Monday, May 19, 2014

EXTRA! Climate Economics Confound U of C Profs!

Not everyone at the University of Chicago is an economic genius.

At least that's my conclusion after listening to four professors on a panel about divestment related to climate change tonight. One of the panelists was an economist, two were physical scientists, and one was a political scientist. They seemed united in their determination to tell the assembled crowd of polite (mostly) students that divestment of fossil fuel stocks didn't make sense.

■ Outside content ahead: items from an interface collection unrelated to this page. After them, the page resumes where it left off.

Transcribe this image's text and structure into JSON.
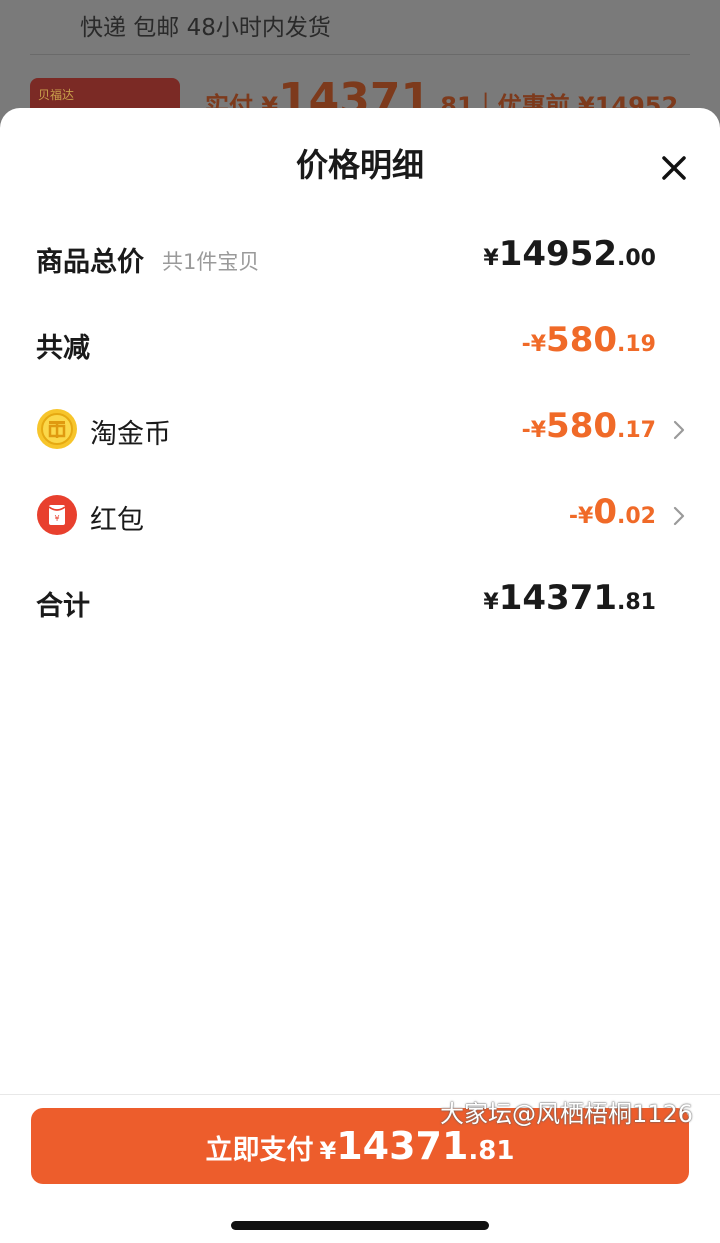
{
  "background": {
    "shipping_line": "快递 包邮 48小时内发货",
    "thumb_label": "贝福达",
    "price_prefix": "实付 ¥",
    "price_int": "14371",
    "price_dec": ".81",
    "price_orig": "｜优惠前 ¥14952"
  },
  "sheet": {
    "title": "价格明细",
    "close_icon": "close-icon"
  },
  "rows": {
    "total": {
      "label": "商品总价",
      "sub": "共1件宝贝",
      "currency": "¥",
      "int": "14952",
      "dec": ".00"
    },
    "discount": {
      "label": "共减",
      "currency": "-¥",
      "int": "580",
      "dec": ".19"
    },
    "coins": {
      "icon": "gold-coin-icon",
      "label": "淘金币",
      "currency": "-¥",
      "int": "580",
      "dec": ".17"
    },
    "redpacket": {
      "icon": "red-packet-icon",
      "label": "红包",
      "currency": "-¥",
      "int": "0",
      "dec": ".02"
    },
    "sum": {
      "label": "合计",
      "currency": "¥",
      "int": "14371",
      "dec": ".81"
    }
  },
  "pay_button": {
    "label": "立即支付",
    "currency": "¥",
    "int": "14371",
    "dec": ".81"
  },
  "watermark": "大家坛@风栖梧桐1126",
  "colors": {
    "accent": "#ed5d2c",
    "discount": "#f06a28",
    "text": "#1a1a1a"
  }
}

What was striking to me was that, despite the U of C's reputation as a center of economic research and thinking and teaching, all four of the panelists appeared singularly uninterested in the central economic problem of the climate crisis: how will the supply and demand of goods and services change as a result of society's understanding of the climate crisis? and how will the market react to signals about such changes?

Crescat scientia; vita excolatur.
Let knowledge grow from more to more;
and so be human life enriched
Notably, when asked about the possibility of a carbon bubble -- i.e. overvaluation of stocks dependent on fossil fuel consumption -- they all pooh-poohed the possibility.  "It's not as if the market isn't already aware!" Unfortunately, this is tantamount to saying there is no such thing as a bubble -- an assertion that is demonstrably untrue.  By definition, a bubble is a mistake by the market that occurs when, in fact, the market hasn't already taken all the necessary factors into account.

Within minutes they were agreeing that, while it may not be possible for atmospheric warming to be held below 2 degrees, known world fossil fuel reserves couldn't all be commercialized (burned) without resulting in temperature changes of 10 times that -- a result that would be catastrophic. So . . . what, the market's already "taken into account" all of this? The market already reflects the equilibrium point where it's all going to end up? Where, pray tell, might that be?

No, far from being the case that the investment arm of the University of Chicago has nothing to bring to the table in all this, I submit that the University is in a position to assert an investment thesis that maximizes its advantage in light of projected future developments, and that by articulating its thesis, it can bring the market better into line with reality -- and, not incidentally, enjoy a near-term windfall as market values are adjusted.

(Contrary to the view hazarded by the economist on the panel, it is not the case that the U of C's action is somehow "less" valuable if it is the 3rd or 13th or 30th university to do so.  Diminishing returns is not the issue here. The issue is whose investment thesis is articulated in a way that moves the market.)

The specifics of that investment thesis are fairly self-evident -- they go beyond short positions in fossil fuels and long positions renewables to include favoring public transit in favor of personal transportation, passive buildings, and low-energy food production.

My advice to the student activists at the University of Chicago: persist.  Someday your alma mater will thank you.

Related posts

Oil companies are valued by the market based on their reserves. The problem with this approach is that the total reserves claimed by the oil companies is FIVE TIMES what can possibly be burned without driving up the temperature of the atmosphere up by a catastrophic amount and, as McKibben puts it, "breaking the planet." How can the value of oil companies be a function of reserves that can never be used?

(See The REALLY Big Short: The Jig is Up with Oil Companies)

"Although we know the end from the very beginning," says Walker, "the story is no less compelling to watch." A man, gloriously alone (except for his own reflection) on an ice-covered lake; the soothing pastel colors of the distant sky; and what seems surely to be a circle he is digging around himself with a pick-axe. A perfect parable for our headlong rush toward climate crisis?

(See How Do You Say "Suicide Narcissus" in Chinese?)

I have begun writing about how the fate of the Earth is intertwined with the ability of BOTH China AND the U.S. to reverse their addiction to carbon. I think this linkage is so critical that it deserves its own word: "chinaEARTHusa".

(See China + USA = Planetocide)

Other related links

I remember a day several years ago when David Swenson came to Chicago to give a talk. People swarmed to hear him, because they thought this director of the Yale endowment was in a class by himself when it came to smart investing. Now I see he is directing his managers to take a hard look at whether Yale's investments were adequately accounting for the risk related to climate change, and "avoid companies that do not take sensible 'steps to reduce greenhouse gas emissions.'". (September 7, 2014, "Yale Fund Takes Aim at Climate Change" by Geraldine Fabrikant in The New York Times) Another sign to me that the jig is up . . . .

 November 1, 2014 - "The Missing Campus Climate Debate" by Evan J. Mandery in The New York Times: "[W]hat better forum than the university could there be for distinguishing among competing moral claims? Knowing students and professors, these debates would be prolonged, but it’s easy enough to structure the questions that would be asked and how they’d be answered regarding fossil fuels . . . . "